Friday, March 4, 2016

Architectural Phases

A typical architectural project has seven phases.  All projects go through these various steps, though on smaller residential projects there is often blurring of boundaries between the some phases.  The phases are:
Existing Conditions and Code Research
Schematic Design
Design Development
Construction Documents
Permitting
Bidding and/or Negotiations
Construction Observation

 Phase 1 – Existing Conditions and Code Research

The first two steps in any project are often critical for success.  We start by researching the appropriate zoning code that applies to the site.  Zoning varies from city to city AND from neighborhood to neighborhood.  San Francisco has a great on-line map that makes basic zoning research easy:

http://propertymap.sfplanning.org/?dept=planning

The second step is to spend a day measuring the existing building and site.  From these measurements a three dimensional computer model is created from which the existing floor plans, sections, exterior elevations and site plan are generated.  Given that these drawings are the basis of all future work, it's critical that they are accurate.  Therefore we do not work with plans drawn by others.  A survey may be required by a professional surveyor.

 Phase 2 - Schematic Design

Once the existing conditions are drawn, we meet with the client to discuss/sketch their design requirements in greater detail.  From this meeting the first set of schematic floor plans and three dimensional line drawings are created.  Typically two to three floor plans are presented to the client.  Based on the client's feedback the design is refined and presented again.  Depending on both the client and the job, we may create several iterations of the schematic design.  The time frame varies greatly for this phase, it may be as little as a month or as long as several months.

At the end of Schematic Design the drawings can be sent for preliminary construction bidding and engineering.  Additionally, some clients elect to hire a contractor to work with us through the remainder of the phases to manage cost.

 Phase 3 - Design Development
 
In this phase, we begin to develop the details of the design.  In contrast to Schematic Design where, for example, we develop the overall floor plan of a kitchen that simply indicates where the big blocks of cabinetry are located, in Design Development we will develop the actual cabinet sizes and refine the proportions.  

At the completion of Design Development, the documents can be utilized for structural engineering and for energy analysis.  We also generate a procurement schedule of fixtures and finishes that need to be selected.  Some clients prefer to select their own fixtures and finishes, however, the majority would benefit from the help of an interior designer.  An interior designer can reduce the time involved selecting fixtures/finishes by narrowing the options and ensuring that the final result is a coherent visual whole that improves the client's property value.


 Phase 4 - Construction Documents 

The bulk of the work we do happens in this phase.  The construction documents are developed sufficiently for construction and that means a tremendous amount of detail drawings.  Ideally, the major design details should be drawn to avoid confusion during construction.  These include window and door details, cabinetry details, roof overhangs, connection details of decks, guardrails, etc.  If left undrawn, many design decisions are made by the contractor and the final result may not reflect the design intent. 

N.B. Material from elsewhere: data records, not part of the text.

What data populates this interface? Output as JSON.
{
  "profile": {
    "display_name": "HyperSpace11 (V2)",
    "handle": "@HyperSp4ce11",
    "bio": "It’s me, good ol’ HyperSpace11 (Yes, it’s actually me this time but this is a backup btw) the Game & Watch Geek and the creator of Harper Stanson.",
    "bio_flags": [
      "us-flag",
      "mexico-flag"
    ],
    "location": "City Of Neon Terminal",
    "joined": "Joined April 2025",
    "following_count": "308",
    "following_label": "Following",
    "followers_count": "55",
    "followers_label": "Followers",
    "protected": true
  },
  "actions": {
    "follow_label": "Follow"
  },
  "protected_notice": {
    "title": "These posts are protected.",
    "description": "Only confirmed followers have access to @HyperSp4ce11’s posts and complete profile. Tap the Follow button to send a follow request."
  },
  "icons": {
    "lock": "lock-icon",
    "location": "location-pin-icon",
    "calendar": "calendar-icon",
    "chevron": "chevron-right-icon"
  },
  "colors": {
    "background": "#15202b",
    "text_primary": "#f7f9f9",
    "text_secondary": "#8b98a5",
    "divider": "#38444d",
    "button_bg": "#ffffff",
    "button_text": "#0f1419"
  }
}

The construction documents represent the final design approved by the client.  With our assistance, the client should review the drawings very carefully as changes made later can add substantial cost, both in professional fees and construction change orders.

 Phase 5 - Permitting

The construction documents are submitted to the city Planning and Building Departments for review.  If the project is an interior remodel then it will not be subject to Planning review and in some cities may obtain an over-the-counter permit.  If exterior changes are required, the process could be quite lengthy.  Once the drawings have been reviewed, the city will send the architect “plan check comments”.  These are usually small revisions that need to be made to the drawings to be code compliant.  Most projects have one round of comments, but some may incur a second round.  Once all changes are accepted by the city, the permit is issued to the general contractor.

 Phase 6 - Bidding and/or Negotiations

While the drawings are being reviewed by the city, the project is sent to general contractors for bidding.  Typically three to four contractors bid on a job.  We can give the client  recommendations of qualified contractors or work with the client's contractor.   Throughout this phase we are available to answer questions, do walk-throughs of the job site with contractors and review the final bids with the client.

 Phase 7 - Construction Observation 

At this point, the general contractor becomes the lead person on the project and we take a support role.  The GC is responsible for all aspects of construction including inspections and construction methods.  We will be available to address any issues and visit the site as needed.  The amount of construction observation required varies greatly.  Existing buildings usually have more construction issues that need addressing.  Once construction is finished, we do a final walk-through of the job site.